Courtesy Paloma Ayala/LightHawk
A major farm lender is arguing bankruptcy protections shouldn’t stop the liquidation sale of cattle owned by a controversial Oregon dairy that’s become financially unsustainable.
Since starting operations a year ago, Lost Valley Farm of Boardman, Ore., has encountered serious financial and regulatory problems that now threaten its survival.
The company’s owner, Greg te Velde, recently filed for Chapter 11 bankruptcy protection to halt the foreclosure of property at his three dairies in Oregon and California while he restructures debt.
By filing a bankruptcy petition on April 26, te Velde was able to cancel an auction of Lost Valley Farm’s 14,500 cattle scheduled for the next day.
Rabobank, one of his main creditors, had previously convinced an Oregon judge to order the auction because te Velde had defaulted on $67 million worth of loans for which the cattle served as collateral.
Because te Velde isn’t able to meet financial obligations to feed, water and otherwise care for the cattle, the herd’s value is at risk of declining, according to Rabobank.
Rabobank is now seeking “relief” from the automatic stay of te Velde’s property foreclosure under bankruptcy law to allow for an auction and avoid “potentially catastrophic consequences” to its collateral at Lost Valley Farm.
A bankruptcy judge will consider the motion at a hearing set for May 8 in Fresno, Calif., during which te Velde will also ask to use cash that serves as collateral for debt.
Te Velde said he had no comment about Rabobank’s claims and Capital Press was unable to reach the attorney representing him in the bankruptcy case.
After several loans went into default, Te Velde had the opportunity to restructure his “massive debt load” during a “lengthy” forbearance agreement that expired at the end of 2017, but he never developed such a plan, according to Rabobank.
In its court filing, Rabobank claims te Velde’s “erratic and unreliable” behavior is caused by “habitual” use of methamphetamine, which prompted a subsidiary of the Tillamook County Creamery Association to cancel its milk-buying contract with the dairy.
Te Velde has “no cash on hand” and wouldn’t be able to continue operating his dairies without $4 million in advances from Rabobank to pay for feed, water and labor at the facility, according to Rabobank’s filing.
“While Rabobank will act responsibly to protect the value of the LVF herd, Rabobank is not willing to finance the drug-addled fanciful dreams of this Debtor during a lengthy Chapter 11 case that involves about 24,000 cows, 28,000 other head of livestock, three dairies in two states and about $160 million in total debt,” the company said in a court filing.
Rabobank claims that te Velde checked out of a drug rehab clinic in April to convince Columbia River Processing — the Tillamook creamery’s affiliate — to reinstate the milk-buying contract, but then returned to the facility.
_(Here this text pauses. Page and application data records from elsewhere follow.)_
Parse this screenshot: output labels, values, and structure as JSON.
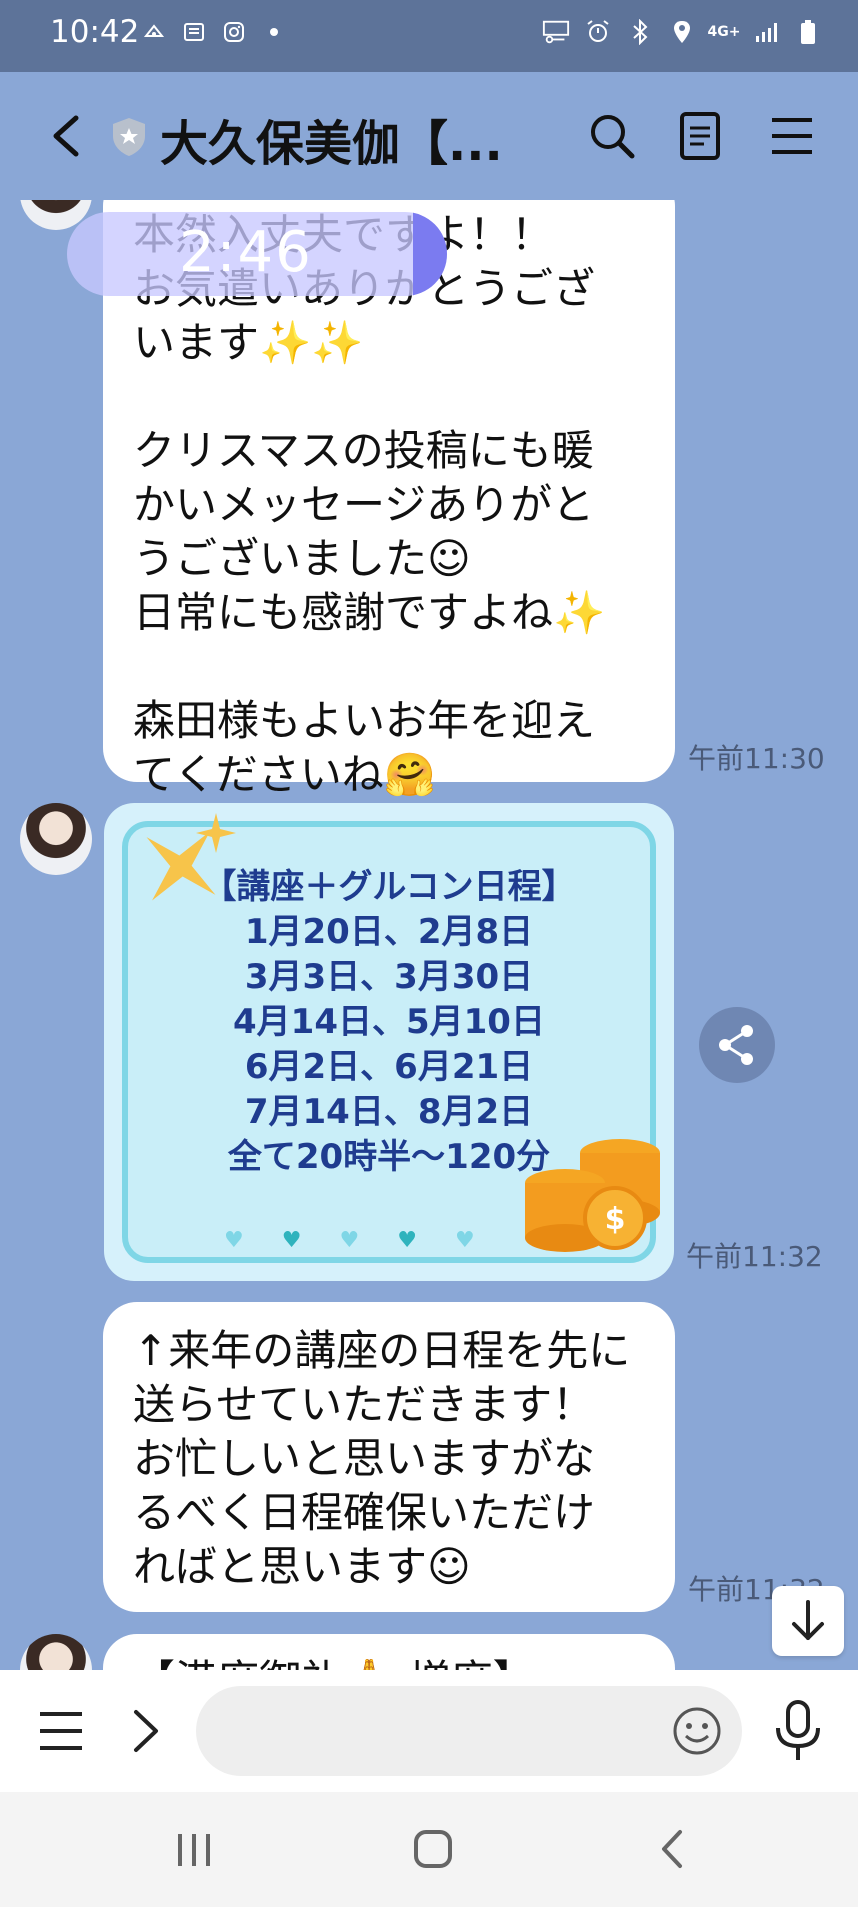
{
  "status_bar": {
    "time": "10:42",
    "left_icons": [
      "cloud-notify-icon",
      "news-icon",
      "instagram-icon",
      "dot-icon"
    ],
    "right_icons": [
      "screen-key-icon",
      "alarm-icon",
      "bluetooth-icon",
      "location-icon",
      "4g-icon",
      "signal-icon",
      "battery-icon"
    ],
    "network": "4G+"
  },
  "header": {
    "title": "大久保美伽【...",
    "icons": [
      "back-icon",
      "shield-icon",
      "search-icon",
      "notes-icon",
      "menu-icon"
    ]
  },
  "overlay": {
    "timer": "2:46"
  },
  "messages": [
    {
      "id": "msg1",
      "lines": [
        "本然入丈夫ですよ！！",
        "お気遣いありがとうござ",
        "います✨✨",
        "",
        "クリスマスの投稿にも暖",
        "かいメッセージありがと",
        "うございました☺",
        "日常にも感謝ですよね✨",
        "",
        "森田様もよいお年を迎え",
        "てくださいね🤗"
      ],
      "time": "午前11:30"
    },
    {
      "id": "msg2-image",
      "image_lines": [
        "【講座＋グルコン日程】",
        "1月20日、2月8日",
        "3月3日、3月30日",
        "4月14日、5月10日",
        "6月2日、6月21日",
        "7月14日、8月2日",
        "全て20時半〜120分"
      ],
      "hearts": [
        "♥",
        "♥",
        "♥",
        "♥",
        "♥"
      ],
      "time": "午前11:32"
    },
    {
      "id": "msg3",
      "lines": [
        "↑来年の講座の日程を先に",
        "送らせていただきます！",
        "お忙しいと思いますがな",
        "るべく日程確保いただけ",
        "ればと思います☺"
      ],
      "time": "午前11:32"
    },
    {
      "id": "msg4",
      "lines": [
        "【満席御礼🙏 増席】"
      ]
    }
  ],
  "composer": {
    "placeholder": "",
    "icons": [
      "menu-icon",
      "expand-icon",
      "emoji-icon",
      "mic-icon"
    ]
  },
  "nav": {
    "icons": [
      "recent-apps-icon",
      "home-icon",
      "back-icon"
    ]
  },
  "colors": {
    "chat_bg": "#8aa7d6",
    "status_bar": "#5d7399",
    "bubble": "#ffffff",
    "timer_overlay": "#c8c8ff"
  }
}
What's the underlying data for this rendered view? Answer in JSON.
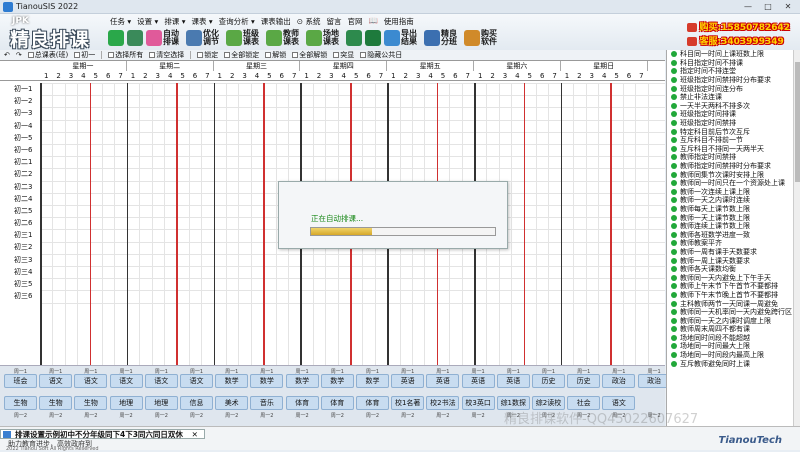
{
  "window": {
    "title": "TianouSIS 2022",
    "controls": [
      "—",
      "□",
      "✕"
    ]
  },
  "brand": {
    "small": "JPK",
    "big": "精良排课"
  },
  "menu": [
    "任务 ▾",
    "设置 ▾",
    "排课 ▾",
    "课表 ▾",
    "查询分析 ▾",
    "课表输出",
    "⊙ 系统",
    "留言",
    "官网",
    "📖",
    "使用指南"
  ],
  "toolbar": [
    {
      "icon": "plus-icon",
      "label": "",
      "color": "#2aa84a"
    },
    {
      "icon": "tools-icon",
      "label": "",
      "color": "#3a8a5a"
    },
    {
      "icon": "auto-schedule-icon",
      "label": "自动排课",
      "color": "#e05a9a"
    },
    {
      "icon": "optimize-icon",
      "label": "优化调节",
      "color": "#4a7ab0"
    },
    {
      "icon": "class-table-icon",
      "label": "班级课表",
      "color": "#5aa845"
    },
    {
      "icon": "teacher-table-icon",
      "label": "教师课表",
      "color": "#5aa845"
    },
    {
      "icon": "venue-table-icon",
      "label": "场地课表",
      "color": "#5aa845"
    },
    {
      "icon": "save-icon",
      "label": "",
      "color": "#2d8a4d"
    },
    {
      "icon": "excel-icon",
      "label": "",
      "color": "#1e7a3c"
    },
    {
      "icon": "export-icon",
      "label": "导出结果",
      "color": "#3b8ad0"
    },
    {
      "icon": "fine-class-icon",
      "label": "精良分班",
      "color": "#3b6fb0"
    },
    {
      "icon": "buy-icon",
      "label": "购买软件",
      "color": "#d08a2a"
    }
  ],
  "contact": {
    "buy": "购买:15850782642",
    "service": "客服:3403999349"
  },
  "subbar": {
    "items": [
      "总课表(班)",
      "初一",
      "选择所有",
      "清空选择",
      "锁定",
      "全部锁定",
      "解锁",
      "全部解锁",
      "突显",
      "隐藏公共日"
    ]
  },
  "grid": {
    "days": [
      "星期一",
      "星期二",
      "星期三",
      "星期四",
      "星期五",
      "星期六",
      "星期日"
    ],
    "periods": [
      "1",
      "2",
      "3",
      "4",
      "5",
      "6",
      "7"
    ],
    "rows": [
      "初一1",
      "初一2",
      "初一3",
      "初一4",
      "初一5",
      "初一6",
      "初二1",
      "初二2",
      "初二3",
      "初二4",
      "初二5",
      "初二6",
      "初三1",
      "初三2",
      "初三3",
      "初三4",
      "初三5",
      "初三6"
    ]
  },
  "dialog": {
    "text": "正在自动排课...",
    "progress": 0.33
  },
  "cards": {
    "top_labels": [
      "周一1",
      "周一1",
      "周一1",
      "周一1",
      "周一1",
      "周一1",
      "周一1",
      "周一1",
      "周一1",
      "周一1",
      "周一1",
      "周一1",
      "周一1",
      "周一1",
      "周一1",
      "周一1",
      "周一1",
      "周一1",
      "周一1"
    ],
    "row1": [
      "班会",
      "语文",
      "语文",
      "语文",
      "语文",
      "语文",
      "数学",
      "数学",
      "数学",
      "数学",
      "数学",
      "英语",
      "英语",
      "英语",
      "英语",
      "历史",
      "历史",
      "政治",
      "政治"
    ],
    "row2": [
      "生物",
      "生物",
      "生物",
      "地理",
      "地理",
      "信息",
      "美术",
      "音乐",
      "体育",
      "体育",
      "体育",
      "校1名著",
      "校2书法",
      "校3英口",
      "综1数探",
      "综2读校",
      "社会",
      "语文"
    ],
    "row3": [
      "周一2",
      "周一2",
      "周一2",
      "周一2",
      "周一2",
      "周一2",
      "周一2",
      "周一2",
      "周一2",
      "周一2",
      "周一2",
      "周一2",
      "周一2",
      "周一2",
      "周一2",
      "周一2",
      "周一2",
      "周一2",
      "周一2"
    ]
  },
  "rules": [
    "科目同一时间上课班数上限",
    "科目指定时间不排课",
    "指定时间不排连堂",
    "班级指定时间禁排时分布要求",
    "班级指定时间连分布",
    "禁止非法连课",
    "一天半天两科不排多次",
    "班级指定时间排课",
    "班级指定时间禁排",
    "特定科目前后节次互斥",
    "互斥科目不排前一节",
    "互斥科目不排同一天两半天",
    "教师指定时间禁排",
    "教师指定时间禁排时分布要求",
    "教师同集节次课时安排上限",
    "教师同一时间只在一个资源处上课",
    "教师一次连续上课上限",
    "教师一天之内课时连续",
    "教师每天上课节数上限",
    "教师一天上课节数上限",
    "教师连续上课节数上限",
    "教师各班数学进度一致",
    "教师教案平齐",
    "教师一周有课手天数要求",
    "教师一周上课天数要求",
    "教师各天课数均衡",
    "教师同一天内避免上下午手天",
    "教师上午末节下午首节不要都排",
    "教师下午末节晚上首节不要都排",
    "主科教师两节一天同课一周避免",
    "教师同一天机率同一天内避免跨行区",
    "教师同一天之内课时调度上限",
    "教师周末周四不都有课",
    "场地同时间段不能超越",
    "场地同一时间最大上限",
    "场地同一时间段内最高上限",
    "互斥教师避免同时上课"
  ],
  "status": {
    "notice": "排课设置示例初中不分年级同下4下3同六同日双休",
    "notice_close": "✕",
    "line2": "助力教育进步，高效政府到",
    "line3": "2022 Tianou Soft All Rights Reserved",
    "company": "TianouTech",
    "watermark": "精良排课软件-QQ45022607627"
  },
  "colors": {
    "accent": "#2d7bd1",
    "grid_red": "#d03030",
    "grid_dark": "#333333",
    "card_bg": "#c8dcf0",
    "check_green": "#22a83a"
  }
}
“As a regulated financial institution, Rabobank cannot continue to lend to a borrower in this condition,” the company said.
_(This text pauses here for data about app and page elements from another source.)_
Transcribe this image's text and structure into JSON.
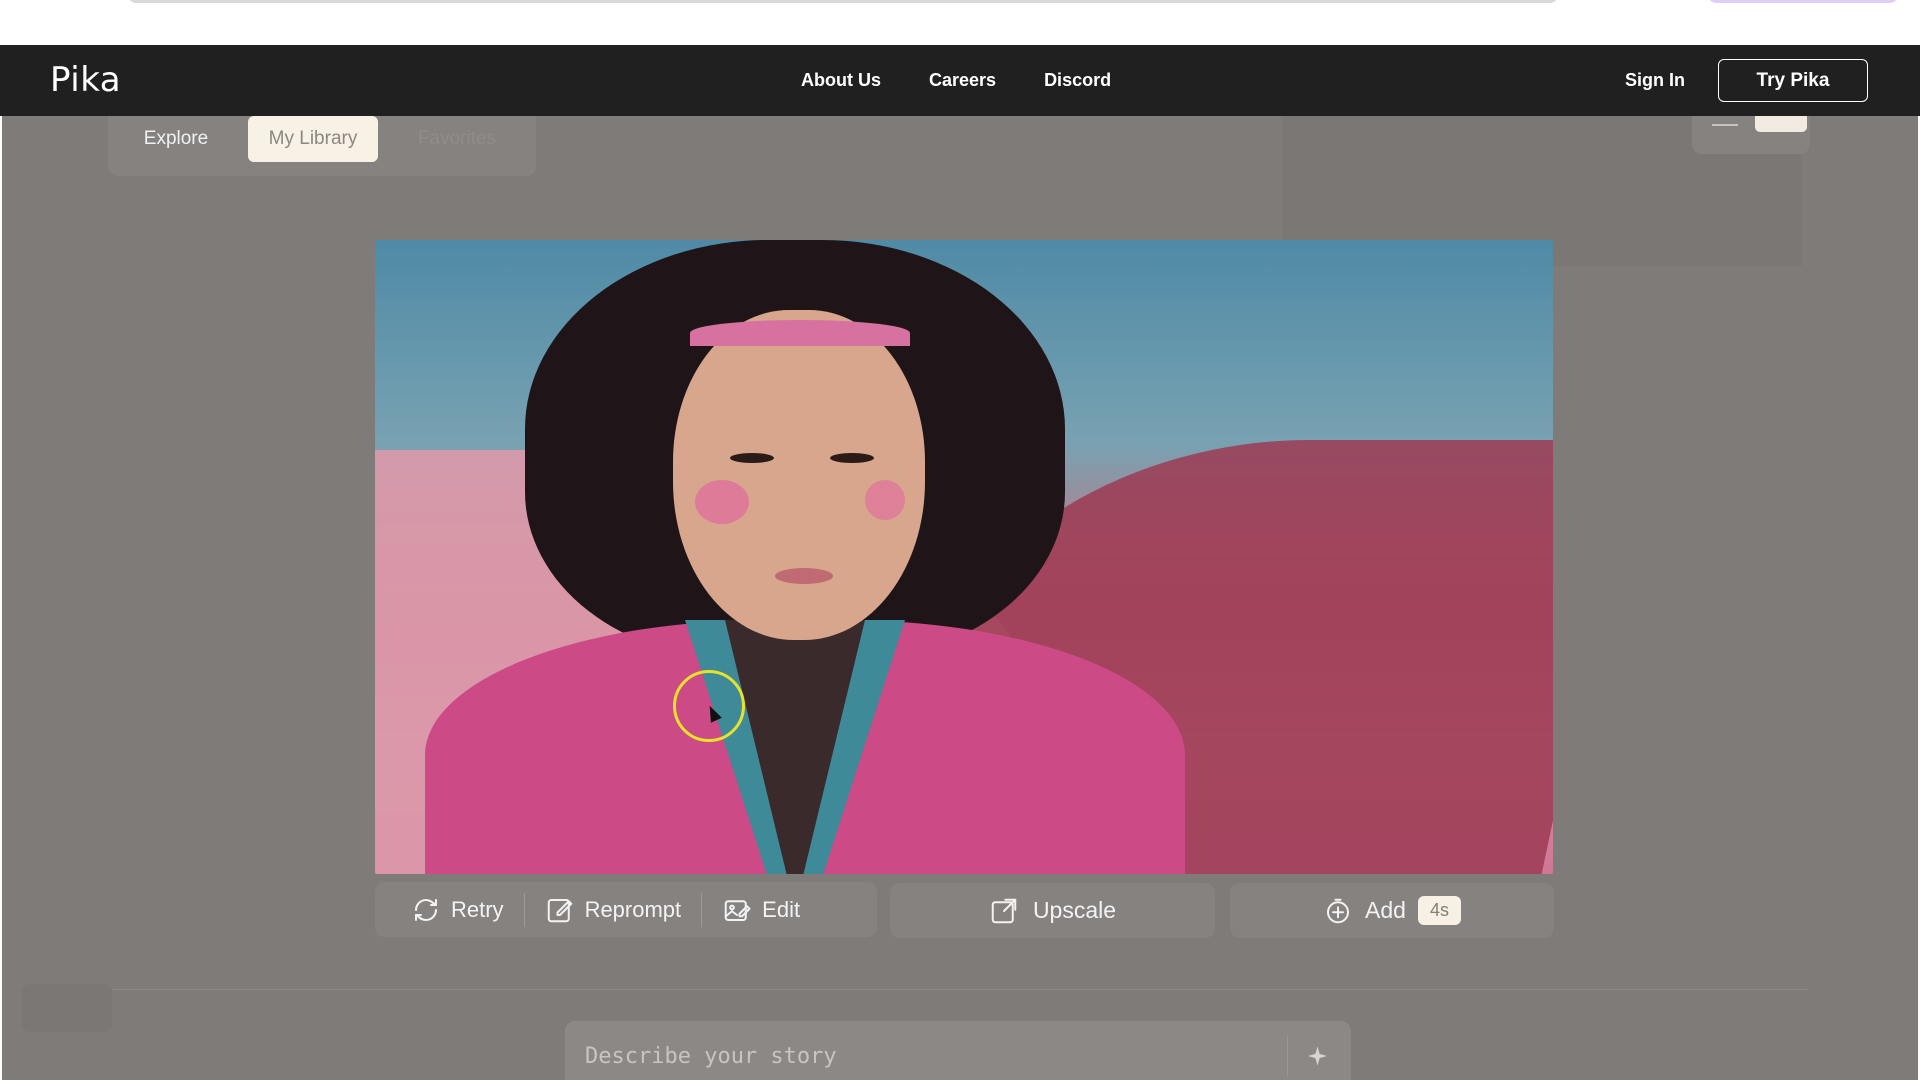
{
  "navbar": {
    "logo": "Pika",
    "links": [
      "About Us",
      "Careers",
      "Discord"
    ],
    "sign_in": "Sign In",
    "try_button": "Try Pika"
  },
  "tabs": {
    "explore": "Explore",
    "library": "My Library",
    "favorites": "Favorites",
    "active": "My Library"
  },
  "video": {
    "icon": "video-frame-image"
  },
  "actions": {
    "retry": "Retry",
    "reprompt": "Reprompt",
    "edit": "Edit",
    "upscale": "Upscale",
    "add": "Add",
    "add_badge": "4s"
  },
  "prompt": {
    "placeholder": "Describe your story"
  },
  "colors": {
    "navbar_bg": "#202020",
    "overlay_bg": "#7e7b78",
    "active_tab_bg": "#f8f1e6",
    "cursor_ring": "#e6e12c"
  }
}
Patrick Criteser, CEO of the Tillamook creamery, submitted a declaration in support of Rabobank’s request and stated the company has withheld milk proceeds from Lost Valley Farm due to agricultural service liens filed by other unpaid creditors.
The subsidiary, Columbia River Processing, or CRP, is buying milk from the dairy to until Rabobank is able to conduct an auction but will stop after May 31, Criteser said.
“In no event, however, is CRP willing to continue to accept and pay for milk from the dairy on an ongoing basis, other than that for a short period and solely to facilitate an auction of te Velde’s herd,” he said.